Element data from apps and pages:
------------------------------------------------------------

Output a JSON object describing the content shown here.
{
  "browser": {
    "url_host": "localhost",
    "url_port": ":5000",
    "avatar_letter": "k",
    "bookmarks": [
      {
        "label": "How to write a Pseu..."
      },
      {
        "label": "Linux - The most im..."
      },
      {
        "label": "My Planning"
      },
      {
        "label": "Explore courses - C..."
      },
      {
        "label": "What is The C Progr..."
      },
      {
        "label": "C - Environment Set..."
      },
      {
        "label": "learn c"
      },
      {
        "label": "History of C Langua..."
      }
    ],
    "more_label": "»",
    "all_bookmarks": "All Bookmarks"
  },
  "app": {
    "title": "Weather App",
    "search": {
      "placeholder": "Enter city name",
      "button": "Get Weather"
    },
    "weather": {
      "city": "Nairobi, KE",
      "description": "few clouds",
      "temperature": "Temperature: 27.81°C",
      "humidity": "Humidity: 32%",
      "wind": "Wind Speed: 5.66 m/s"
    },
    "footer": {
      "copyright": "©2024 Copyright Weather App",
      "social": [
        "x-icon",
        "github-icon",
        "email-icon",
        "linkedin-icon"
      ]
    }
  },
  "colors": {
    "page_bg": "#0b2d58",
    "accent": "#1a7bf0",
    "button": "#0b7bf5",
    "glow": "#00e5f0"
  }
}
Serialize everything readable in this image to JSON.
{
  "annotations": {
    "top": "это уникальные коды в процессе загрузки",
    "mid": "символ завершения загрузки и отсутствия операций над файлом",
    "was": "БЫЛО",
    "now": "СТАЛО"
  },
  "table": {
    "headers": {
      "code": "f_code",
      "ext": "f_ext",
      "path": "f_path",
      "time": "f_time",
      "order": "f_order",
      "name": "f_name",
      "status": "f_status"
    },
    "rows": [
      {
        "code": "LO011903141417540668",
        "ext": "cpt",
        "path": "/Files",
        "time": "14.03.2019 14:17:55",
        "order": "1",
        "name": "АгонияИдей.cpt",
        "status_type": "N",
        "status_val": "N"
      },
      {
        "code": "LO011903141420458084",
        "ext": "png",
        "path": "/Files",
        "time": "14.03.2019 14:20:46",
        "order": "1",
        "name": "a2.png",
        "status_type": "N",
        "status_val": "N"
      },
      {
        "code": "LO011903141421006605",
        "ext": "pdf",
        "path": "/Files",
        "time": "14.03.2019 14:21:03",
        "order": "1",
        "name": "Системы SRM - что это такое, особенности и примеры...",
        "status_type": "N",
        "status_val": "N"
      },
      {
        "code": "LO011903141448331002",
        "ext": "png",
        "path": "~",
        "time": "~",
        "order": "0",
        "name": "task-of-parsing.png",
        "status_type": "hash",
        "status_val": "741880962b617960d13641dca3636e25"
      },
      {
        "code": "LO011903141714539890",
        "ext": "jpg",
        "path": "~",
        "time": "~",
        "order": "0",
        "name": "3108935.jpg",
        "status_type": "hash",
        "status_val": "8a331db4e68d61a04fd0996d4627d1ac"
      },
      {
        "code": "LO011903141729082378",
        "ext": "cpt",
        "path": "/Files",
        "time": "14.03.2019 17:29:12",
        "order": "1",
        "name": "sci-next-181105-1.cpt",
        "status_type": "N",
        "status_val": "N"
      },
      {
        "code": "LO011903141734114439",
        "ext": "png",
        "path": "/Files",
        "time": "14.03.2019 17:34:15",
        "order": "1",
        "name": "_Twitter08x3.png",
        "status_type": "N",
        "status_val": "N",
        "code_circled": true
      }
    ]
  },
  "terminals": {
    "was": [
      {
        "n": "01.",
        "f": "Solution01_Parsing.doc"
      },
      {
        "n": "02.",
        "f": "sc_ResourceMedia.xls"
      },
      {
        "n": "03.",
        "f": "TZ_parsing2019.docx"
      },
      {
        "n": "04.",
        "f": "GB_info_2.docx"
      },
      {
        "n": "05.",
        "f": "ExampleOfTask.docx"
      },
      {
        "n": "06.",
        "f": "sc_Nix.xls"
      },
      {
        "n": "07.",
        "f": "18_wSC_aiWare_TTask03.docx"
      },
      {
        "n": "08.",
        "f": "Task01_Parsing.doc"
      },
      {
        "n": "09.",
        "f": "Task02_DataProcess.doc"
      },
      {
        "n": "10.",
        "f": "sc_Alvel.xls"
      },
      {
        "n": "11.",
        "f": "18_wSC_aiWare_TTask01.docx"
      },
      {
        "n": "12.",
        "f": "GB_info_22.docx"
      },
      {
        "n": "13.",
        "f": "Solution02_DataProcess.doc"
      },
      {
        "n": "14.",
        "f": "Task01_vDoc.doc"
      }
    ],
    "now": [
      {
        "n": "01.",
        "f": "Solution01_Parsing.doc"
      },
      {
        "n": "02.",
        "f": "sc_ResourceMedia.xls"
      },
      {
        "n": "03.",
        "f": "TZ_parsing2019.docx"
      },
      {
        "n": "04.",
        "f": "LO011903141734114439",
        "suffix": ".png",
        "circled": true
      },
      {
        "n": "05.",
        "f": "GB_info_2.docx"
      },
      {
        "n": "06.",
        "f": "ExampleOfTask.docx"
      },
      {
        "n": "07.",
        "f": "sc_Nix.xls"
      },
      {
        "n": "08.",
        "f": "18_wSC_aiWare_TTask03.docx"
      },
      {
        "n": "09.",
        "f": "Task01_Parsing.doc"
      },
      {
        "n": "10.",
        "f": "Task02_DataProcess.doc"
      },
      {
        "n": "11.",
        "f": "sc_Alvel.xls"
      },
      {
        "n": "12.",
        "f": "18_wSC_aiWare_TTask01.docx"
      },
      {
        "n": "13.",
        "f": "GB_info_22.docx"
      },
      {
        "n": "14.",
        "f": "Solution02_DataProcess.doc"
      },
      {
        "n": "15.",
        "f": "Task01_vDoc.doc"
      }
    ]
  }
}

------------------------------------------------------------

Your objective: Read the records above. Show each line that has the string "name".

Final answer:
      "placeholder": "Enter city name",
      "name": "f_name",
        "name": "АгонияИдей.cpt",
        "name": "a2.png",
        "name": "Системы SRM - что это такое, особенности и примеры...",
        "name": "task-of-parsing.png",
        "name": "3108935.jpg",
        "name": "sci-next-181105-1.cpt",
        "name": "_Twitter08x3.png",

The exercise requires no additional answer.